When an FPGA is first purchased, it is essentially a large array of logical blocks, with no explicit function or purpose. Once programmed, however, these blocks start to take on their purpose.
ASIC vs FPGA power consumption. Image used courtesy of Amara and co-authors
Since FPGAs are not designed for any specific function at the time of manufacturing, much of the hardware inside an FPGA is not fully optimized for any given application. In an ASIC the function is known, meaning designers can optimize everything from power-delivery networks to clock-delivery networks for the explicit function of the ASIC.
With an FPGA, however, the device’s ultimate function is unknown to the hardware designers.
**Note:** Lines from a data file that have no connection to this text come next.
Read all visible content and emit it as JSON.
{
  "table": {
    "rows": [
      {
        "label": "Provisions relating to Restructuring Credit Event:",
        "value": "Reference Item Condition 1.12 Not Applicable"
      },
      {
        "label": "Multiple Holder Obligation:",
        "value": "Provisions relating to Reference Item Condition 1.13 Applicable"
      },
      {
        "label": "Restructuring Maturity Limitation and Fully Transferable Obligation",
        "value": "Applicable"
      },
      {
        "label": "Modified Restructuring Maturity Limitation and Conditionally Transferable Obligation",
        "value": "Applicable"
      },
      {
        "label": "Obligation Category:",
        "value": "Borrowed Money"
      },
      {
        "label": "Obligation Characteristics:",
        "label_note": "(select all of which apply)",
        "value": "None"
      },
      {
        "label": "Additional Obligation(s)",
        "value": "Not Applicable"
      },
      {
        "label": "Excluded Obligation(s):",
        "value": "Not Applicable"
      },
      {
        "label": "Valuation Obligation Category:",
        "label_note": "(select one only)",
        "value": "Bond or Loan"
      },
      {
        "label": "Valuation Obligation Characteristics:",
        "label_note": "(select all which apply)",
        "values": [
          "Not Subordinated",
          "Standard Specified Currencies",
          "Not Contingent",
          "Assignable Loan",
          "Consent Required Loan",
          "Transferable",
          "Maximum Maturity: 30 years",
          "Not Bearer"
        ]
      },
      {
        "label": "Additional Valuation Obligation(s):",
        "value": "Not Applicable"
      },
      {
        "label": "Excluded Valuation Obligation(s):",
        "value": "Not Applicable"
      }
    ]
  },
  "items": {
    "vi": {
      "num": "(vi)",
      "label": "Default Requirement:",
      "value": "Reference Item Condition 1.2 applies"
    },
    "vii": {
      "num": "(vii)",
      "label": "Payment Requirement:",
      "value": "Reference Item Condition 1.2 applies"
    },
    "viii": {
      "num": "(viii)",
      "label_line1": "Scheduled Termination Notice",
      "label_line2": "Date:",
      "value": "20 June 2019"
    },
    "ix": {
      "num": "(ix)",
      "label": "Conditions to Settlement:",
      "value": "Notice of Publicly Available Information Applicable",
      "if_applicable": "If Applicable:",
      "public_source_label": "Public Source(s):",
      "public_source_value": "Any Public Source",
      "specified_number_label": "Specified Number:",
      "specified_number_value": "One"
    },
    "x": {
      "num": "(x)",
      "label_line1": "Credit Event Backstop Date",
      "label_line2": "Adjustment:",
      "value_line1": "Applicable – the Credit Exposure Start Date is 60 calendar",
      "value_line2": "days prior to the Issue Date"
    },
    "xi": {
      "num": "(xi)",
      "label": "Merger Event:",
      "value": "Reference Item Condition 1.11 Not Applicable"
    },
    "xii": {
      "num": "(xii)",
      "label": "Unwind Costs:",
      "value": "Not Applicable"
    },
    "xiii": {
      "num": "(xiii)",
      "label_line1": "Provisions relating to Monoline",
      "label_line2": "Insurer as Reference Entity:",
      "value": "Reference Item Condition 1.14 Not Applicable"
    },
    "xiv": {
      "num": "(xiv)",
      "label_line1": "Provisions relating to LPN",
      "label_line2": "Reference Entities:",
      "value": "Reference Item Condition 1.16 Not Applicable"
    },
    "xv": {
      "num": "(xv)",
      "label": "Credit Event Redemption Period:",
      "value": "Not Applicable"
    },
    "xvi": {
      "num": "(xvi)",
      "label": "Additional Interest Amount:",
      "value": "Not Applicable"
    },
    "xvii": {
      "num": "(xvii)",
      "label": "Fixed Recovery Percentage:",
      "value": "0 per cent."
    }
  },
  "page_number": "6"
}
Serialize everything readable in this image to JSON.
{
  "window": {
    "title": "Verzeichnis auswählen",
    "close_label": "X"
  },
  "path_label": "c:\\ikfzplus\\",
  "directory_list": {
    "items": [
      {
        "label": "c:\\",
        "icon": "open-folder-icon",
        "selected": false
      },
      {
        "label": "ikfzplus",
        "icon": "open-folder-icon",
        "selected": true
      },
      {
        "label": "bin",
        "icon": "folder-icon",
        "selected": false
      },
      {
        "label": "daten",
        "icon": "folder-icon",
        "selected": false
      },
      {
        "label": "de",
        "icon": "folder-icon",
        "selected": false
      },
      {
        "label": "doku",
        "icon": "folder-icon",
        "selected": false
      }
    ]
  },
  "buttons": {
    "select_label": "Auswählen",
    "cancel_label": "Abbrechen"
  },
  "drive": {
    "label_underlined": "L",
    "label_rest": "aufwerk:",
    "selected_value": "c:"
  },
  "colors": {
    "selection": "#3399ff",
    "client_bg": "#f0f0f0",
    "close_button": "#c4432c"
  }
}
This means that FPGAs are not able to be fully optimized for any given function, and as such are unable to achieve the same power efficiency that ASICs can achieve.
In the context of edge computing, this lack of power efficiency is one of the major roadblocks to the widespread use of FPGAs.
Changing the FPGA Narrative
As we’ve discussed in this article, clearly FPGAs have faced challenges when it comes to power consumption and their suitability for edge computing.
With its new Avant-E platform, Lattice hopes to change the narrative about the use of FPGAs in low-power applications and eventually pave the way for future edge devices based on FPGA technology.